Citation: Guo K, Tu L, Wang P, Du X, Ye S, Luo M and Zhang X (2017) Ascorbate Alleviates Fe Deficiency-Induced Stress in Cotton (Gossypium hirsutum) by Modulating ABA Levels. Front. Plant Sci. 7:1997. doi: 10.3389/fpls.2016.01997
Received: 05 September 2016; Accepted: 16 December 2016;
Published: 04 January 2017.
Edited by:Vasileios Fotopoulos, Cyprus University of Technology, Cyprus
Reviewed by:Georgia Tanou, Aristotle University of Thessaloniki, Greece
Han Asard, University of Antwerp, Belgium
Copyright © 2017 Guo, Tu, Wang, Du, Ye, Luo and Zhang. This is an open-access article distributed under the terms of the Creative Commons Attribution License (CC BY). The use, distribution or reproduction in other forums is permitted, provided the original author(s) or licensor are credited and that the original publication in this journal is cited, in accordance with accepted academic practice. No use, distribution or reproduction is permitted which does not comply with these terms.

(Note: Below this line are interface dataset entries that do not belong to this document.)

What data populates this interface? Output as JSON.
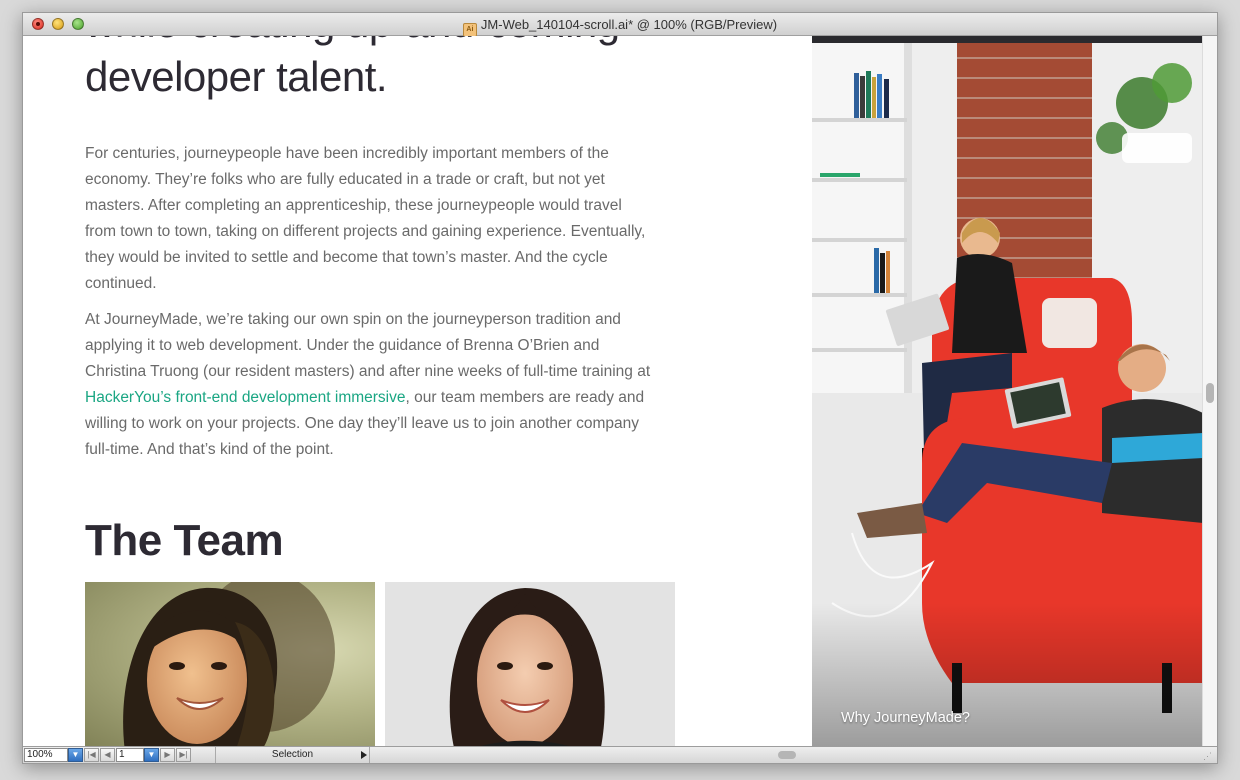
{
  "window": {
    "title": "JM-Web_140104-scroll.ai* @ 100% (RGB/Preview)",
    "doc_icon_label": "Ai"
  },
  "content": {
    "headline_line1": "while creating up-and-coming",
    "headline_line2": "developer talent.",
    "paragraph1": "For centuries, journeypeople have been incredibly important members of the economy. They’re folks who are fully educated in a trade or craft, but not yet masters. After completing an apprenticeship, these journeypeople would travel from town to town, taking on different projects and gaining experience. Eventually, they would be invited to settle and become that town’s master. And the cycle continued.",
    "paragraph2_before_link": "At JourneyMade, we’re taking our own spin on the journeyperson tradition and applying it to web development. Under the guidance of Brenna O’Brien and Christina Truong (our resident masters) and after nine weeks of full-time training at ",
    "paragraph2_link": "HackerYou’s front-end development immersive",
    "paragraph2_after_link": ", our team members are ready and willing to work on your projects. One day they’ll leave us to join another company full-time. And that’s kind of the point.",
    "team_title": "The Team",
    "right_caption": "Why JourneyMade?"
  },
  "colors": {
    "link": "#1aa683",
    "heading": "#2d2a33",
    "body": "#6a6a6a",
    "chair_red": "#e8372a"
  },
  "statusbar": {
    "zoom": "100%",
    "page": "1",
    "tool": "Selection",
    "first_page_icon": "first-page-icon",
    "prev_page_icon": "prev-page-icon",
    "next_page_icon": "next-page-icon",
    "last_page_icon": "last-page-icon"
  }
}
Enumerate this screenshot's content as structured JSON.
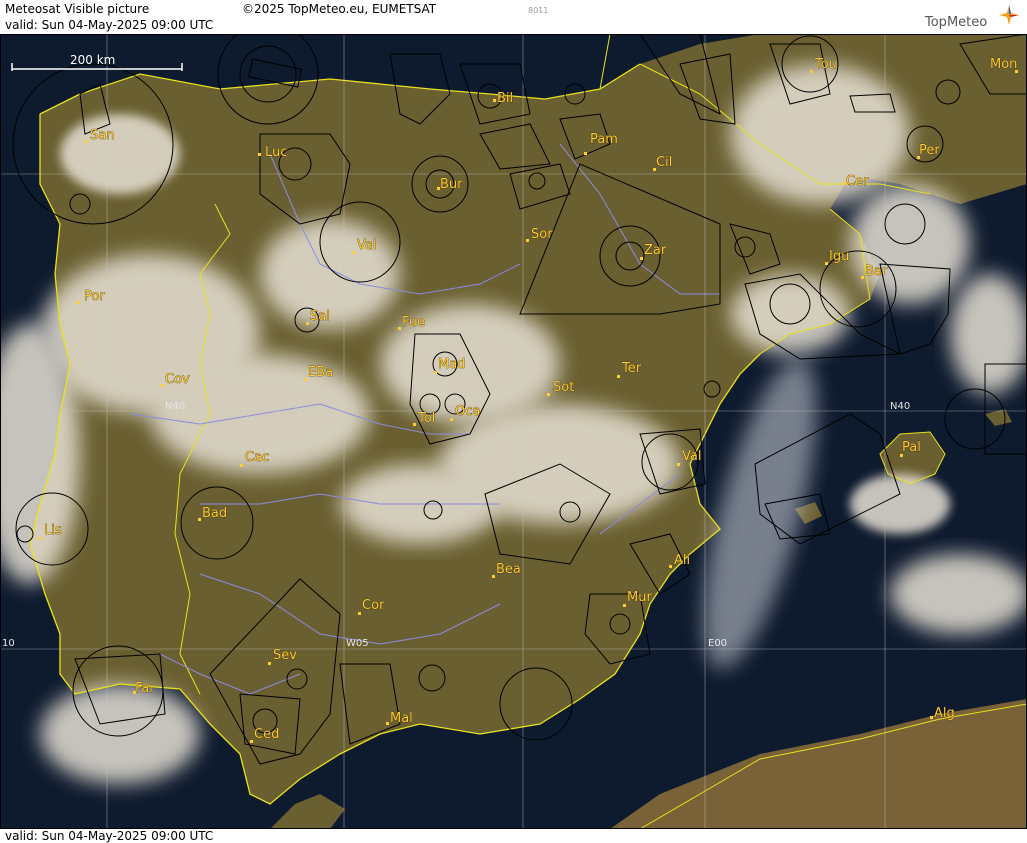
{
  "header": {
    "title": "Meteosat Visible picture",
    "valid": "valid:  Sun  04-May-2025  09:00 UTC",
    "copyright": "©2025 TopMeteo.eu, EUMETSAT",
    "code": "8011",
    "logo_text": "TopMeteo"
  },
  "footer": {
    "valid": "valid:  Sun  04-May-2025  09:00 UTC"
  },
  "scale_bar": {
    "label": "200 km"
  },
  "grid_labels": {
    "n40_west": "N40",
    "n40_east": "N40",
    "w05": "W05",
    "e00": "E00",
    "w10": "10"
  },
  "cities": {
    "san": "San",
    "luc": "Luc",
    "bil": "Bil",
    "pam": "Pam",
    "cil": "Cil",
    "tou": "Tou",
    "mon": "Mon",
    "per": "Per",
    "cer": "Cer",
    "bur": "Bur",
    "val_n": "Val",
    "sor": "Sor",
    "zar": "Zar",
    "igu": "Igu",
    "bar": "Bar",
    "por": "Por",
    "sal": "Sal",
    "fue": "Fue",
    "mad": "Mad",
    "cov": "Cov",
    "eba": "EBa",
    "sot": "Sot",
    "ter": "Ter",
    "tol": "Tol",
    "oca": "Oca",
    "cac": "Cac",
    "val_e": "Val",
    "pal": "Pal",
    "lis": "Lis",
    "bad": "Bad",
    "ali": "Ali",
    "bea": "Bea",
    "mur": "Mur",
    "cor": "Cor",
    "sev": "Sev",
    "far": "Far",
    "mal": "Mal",
    "ced": "Ced",
    "alg": "Alg"
  },
  "colors": {
    "sea": "#0e1a2e",
    "land": "#6a5f30",
    "cloud": "#e8e2d6",
    "coast": "#e8e21a",
    "rivers": "#8a8ce0",
    "airspace": "#000000",
    "city_label": "#ffcc33",
    "grid": "#c8c8c8"
  }
}
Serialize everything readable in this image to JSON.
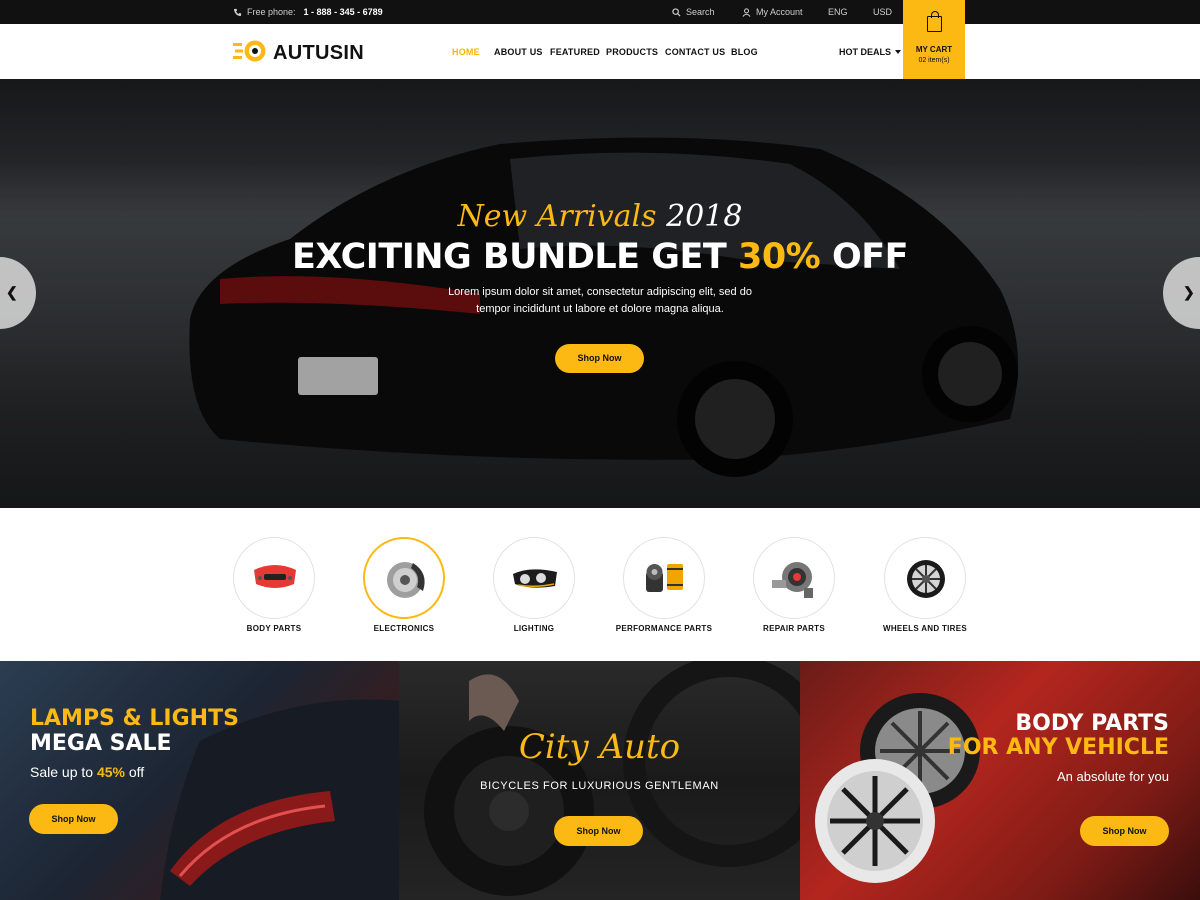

*Correspondence: Lili Tu, firstname.lastname@example.org